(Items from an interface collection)
****************

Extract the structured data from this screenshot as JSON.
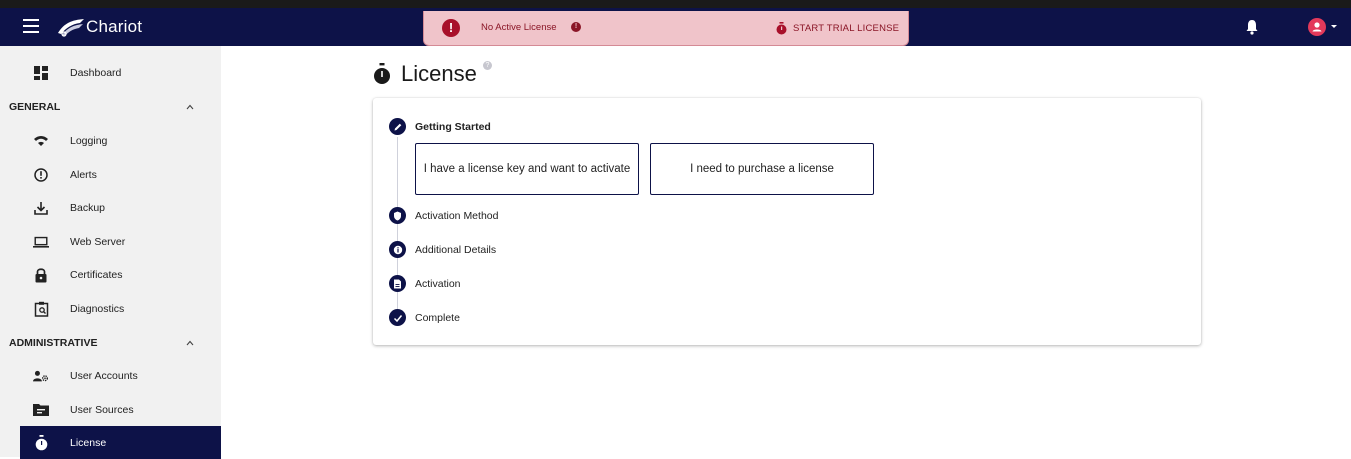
{
  "app": {
    "name": "Chariot"
  },
  "banner": {
    "status_text": "No Active License",
    "trial_button_label": "START TRIAL LICENSE",
    "colors": {
      "background": "#f0c4ca",
      "text": "#8a1526",
      "alert": "#a8102a"
    }
  },
  "header": {
    "icons": [
      "menu-icon",
      "chariot-logo",
      "bell-icon",
      "account-icon"
    ]
  },
  "sidebar": {
    "dashboard": "Dashboard",
    "general": {
      "label": "GENERAL",
      "items": [
        "Logging",
        "Alerts",
        "Backup",
        "Web Server",
        "Certificates",
        "Diagnostics"
      ]
    },
    "administrative": {
      "label": "ADMINISTRATIVE",
      "items": [
        "User Accounts",
        "User Sources",
        "License"
      ]
    },
    "active_item": "License"
  },
  "main": {
    "title": "License",
    "steps": [
      "Getting Started",
      "Activation Method",
      "Additional Details",
      "Activation",
      "Complete"
    ],
    "current_step": "Getting Started",
    "choices": [
      "I have a license key and want to activate",
      "I need to purchase a license"
    ]
  },
  "colors": {
    "primary": "#0d1248",
    "sidebar_bg": "#f1f1f1",
    "account_avatar": "#e3395a"
  }
}
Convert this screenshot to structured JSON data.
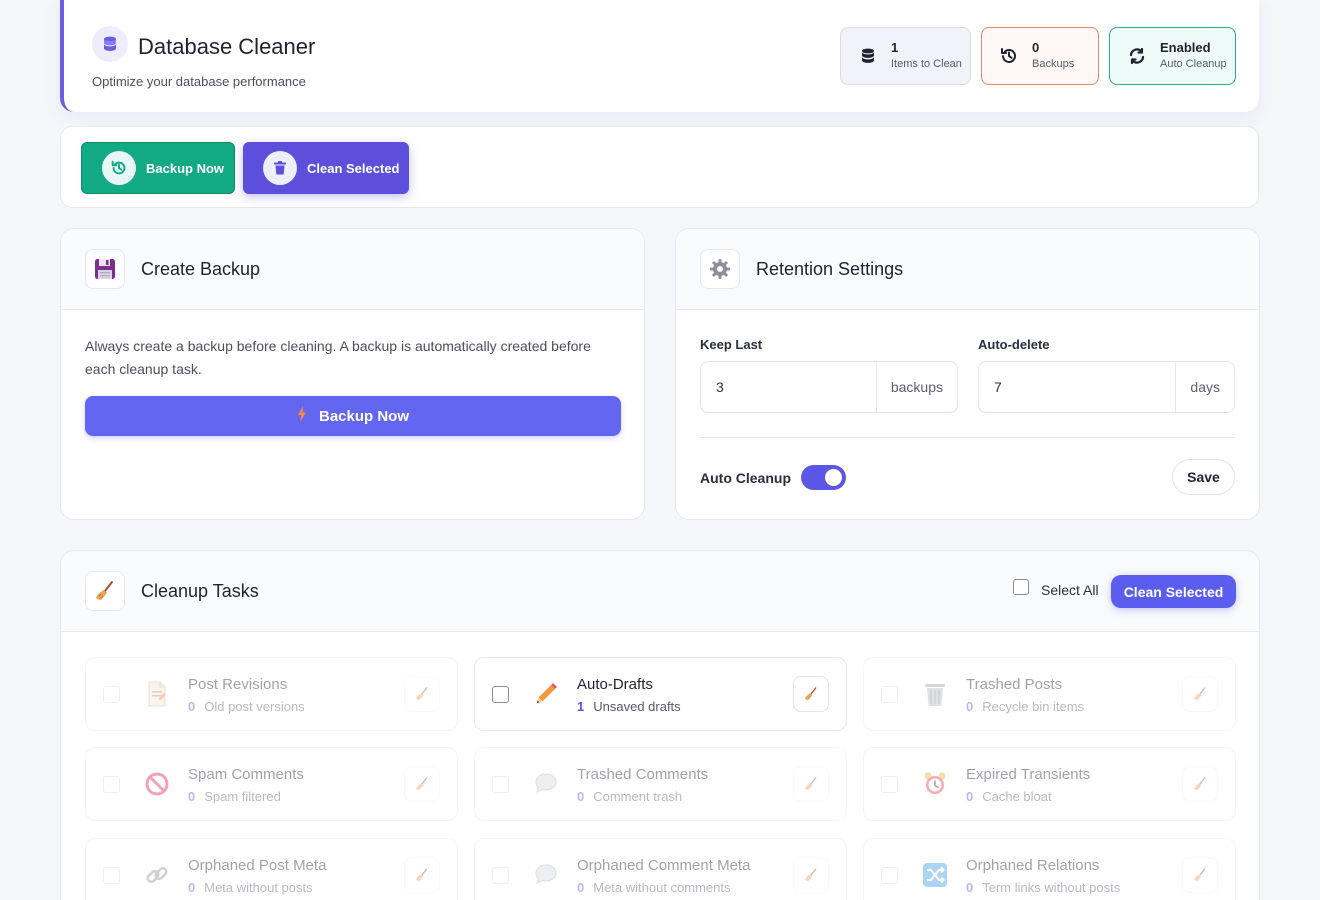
{
  "header": {
    "title": "Database Cleaner",
    "subtitle": "Optimize your database performance",
    "stats": [
      {
        "value": "1",
        "label": "Items to Clean",
        "icon": "database-icon"
      },
      {
        "value": "0",
        "label": "Backups",
        "icon": "history-icon"
      },
      {
        "value": "Enabled",
        "label": "Auto Cleanup",
        "icon": "sync-icon"
      }
    ]
  },
  "actionbar": {
    "backup_label": "Backup Now",
    "clean_label": "Clean Selected"
  },
  "backup_card": {
    "title": "Create Backup",
    "description": "Always create a backup before cleaning. A backup is automatically created before each cleanup task.",
    "button_label": "Backup Now"
  },
  "retention": {
    "title": "Retention Settings",
    "keep_last_label": "Keep Last",
    "keep_last_value": "3",
    "keep_last_unit": "backups",
    "auto_delete_label": "Auto-delete",
    "auto_delete_value": "7",
    "auto_delete_unit": "days",
    "auto_cleanup_label": "Auto Cleanup",
    "auto_cleanup_on": true,
    "save_label": "Save"
  },
  "tasks": {
    "title": "Cleanup Tasks",
    "select_all_label": "Select All",
    "clean_label": "Clean Selected",
    "items": [
      {
        "name": "Post Revisions",
        "count": "0",
        "desc": "Old post versions",
        "icon": "page-icon",
        "enabled": false
      },
      {
        "name": "Auto-Drafts",
        "count": "1",
        "desc": "Unsaved drafts",
        "icon": "pencil-icon",
        "enabled": true
      },
      {
        "name": "Trashed Posts",
        "count": "0",
        "desc": "Recycle bin items",
        "icon": "trash-can-icon",
        "enabled": false
      },
      {
        "name": "Spam Comments",
        "count": "0",
        "desc": "Spam filtered",
        "icon": "prohibited-icon",
        "enabled": false
      },
      {
        "name": "Trashed Comments",
        "count": "0",
        "desc": "Comment trash",
        "icon": "speech-bubble-icon",
        "enabled": false
      },
      {
        "name": "Expired Transients",
        "count": "0",
        "desc": "Cache bloat",
        "icon": "alarm-clock-icon",
        "enabled": false
      },
      {
        "name": "Orphaned Post Meta",
        "count": "0",
        "desc": "Meta without posts",
        "icon": "link-icon",
        "enabled": false
      },
      {
        "name": "Orphaned Comment Meta",
        "count": "0",
        "desc": "Meta without comments",
        "icon": "thought-bubble-icon",
        "enabled": false
      },
      {
        "name": "Orphaned Relations",
        "count": "0",
        "desc": "Term links without posts",
        "icon": "shuffle-icon",
        "enabled": false
      }
    ]
  }
}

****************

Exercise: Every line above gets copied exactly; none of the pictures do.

Answer for this exercise:
Extract the structured data from this screenshot as JSON.
{
  "app": {
    "name": "Chariot"
  },
  "banner": {
    "status_text": "No Active License",
    "trial_button_label": "START TRIAL LICENSE",
    "colors": {
      "background": "#f0c4ca",
      "text": "#8a1526",
      "alert": "#a8102a"
    }
  },
  "header": {
    "icons": [
      "menu-icon",
      "chariot-logo",
      "bell-icon",
      "account-icon"
    ]
  },
  "sidebar": {
    "dashboard": "Dashboard",
    "general": {
      "label": "GENERAL",
      "items": [
        "Logging",
        "Alerts",
        "Backup",
        "Web Server",
        "Certificates",
        "Diagnostics"
      ]
    },
    "administrative": {
      "label": "ADMINISTRATIVE",
      "items": [
        "User Accounts",
        "User Sources",
        "License"
      ]
    },
    "active_item": "License"
  },
  "main": {
    "title": "License",
    "steps": [
      "Getting Started",
      "Activation Method",
      "Additional Details",
      "Activation",
      "Complete"
    ],
    "current_step": "Getting Started",
    "choices": [
      "I have a license key and want to activate",
      "I need to purchase a license"
    ]
  },
  "colors": {
    "primary": "#0d1248",
    "sidebar_bg": "#f1f1f1",
    "account_avatar": "#e3395a"
  }
}
Convert this screenshot to structured JSON data.
{
  "header": {
    "title": "Database Cleaner",
    "subtitle": "Optimize your database performance",
    "stats": [
      {
        "value": "1",
        "label": "Items to Clean",
        "icon": "database-icon"
      },
      {
        "value": "0",
        "label": "Backups",
        "icon": "history-icon"
      },
      {
        "value": "Enabled",
        "label": "Auto Cleanup",
        "icon": "sync-icon"
      }
    ]
  },
  "actionbar": {
    "backup_label": "Backup Now",
    "clean_label": "Clean Selected"
  },
  "backup_card": {
    "title": "Create Backup",
    "description": "Always create a backup before cleaning. A backup is automatically created before each cleanup task.",
    "button_label": "Backup Now"
  },
  "retention": {
    "title": "Retention Settings",
    "keep_last_label": "Keep Last",
    "keep_last_value": "3",
    "keep_last_unit": "backups",
    "auto_delete_label": "Auto-delete",
    "auto_delete_value": "7",
    "auto_delete_unit": "days",
    "auto_cleanup_label": "Auto Cleanup",
    "auto_cleanup_on": true,
    "save_label": "Save"
  },
  "tasks": {
    "title": "Cleanup Tasks",
    "select_all_label": "Select All",
    "clean_label": "Clean Selected",
    "items": [
      {
        "name": "Post Revisions",
        "count": "0",
        "desc": "Old post versions",
        "icon": "page-icon",
        "enabled": false
      },
      {
        "name": "Auto-Drafts",
        "count": "1",
        "desc": "Unsaved drafts",
        "icon": "pencil-icon",
        "enabled": true
      },
      {
        "name": "Trashed Posts",
        "count": "0",
        "desc": "Recycle bin items",
        "icon": "trash-can-icon",
        "enabled": false
      },
      {
        "name": "Spam Comments",
        "count": "0",
        "desc": "Spam filtered",
        "icon": "prohibited-icon",
        "enabled": false
      },
      {
        "name": "Trashed Comments",
        "count": "0",
        "desc": "Comment trash",
        "icon": "speech-bubble-icon",
        "enabled": false
      },
      {
        "name": "Expired Transients",
        "count": "0",
        "desc": "Cache bloat",
        "icon": "alarm-clock-icon",
        "enabled": false
      },
      {
        "name": "Orphaned Post Meta",
        "count": "0",
        "desc": "Meta without posts",
        "icon": "link-icon",
        "enabled": false
      },
      {
        "name": "Orphaned Comment Meta",
        "count": "0",
        "desc": "Meta without comments",
        "icon": "thought-bubble-icon",
        "enabled": false
      },
      {
        "name": "Orphaned Relations",
        "count": "0",
        "desc": "Term links without posts",
        "icon": "shuffle-icon",
        "enabled": false
      }
    ]
  }
}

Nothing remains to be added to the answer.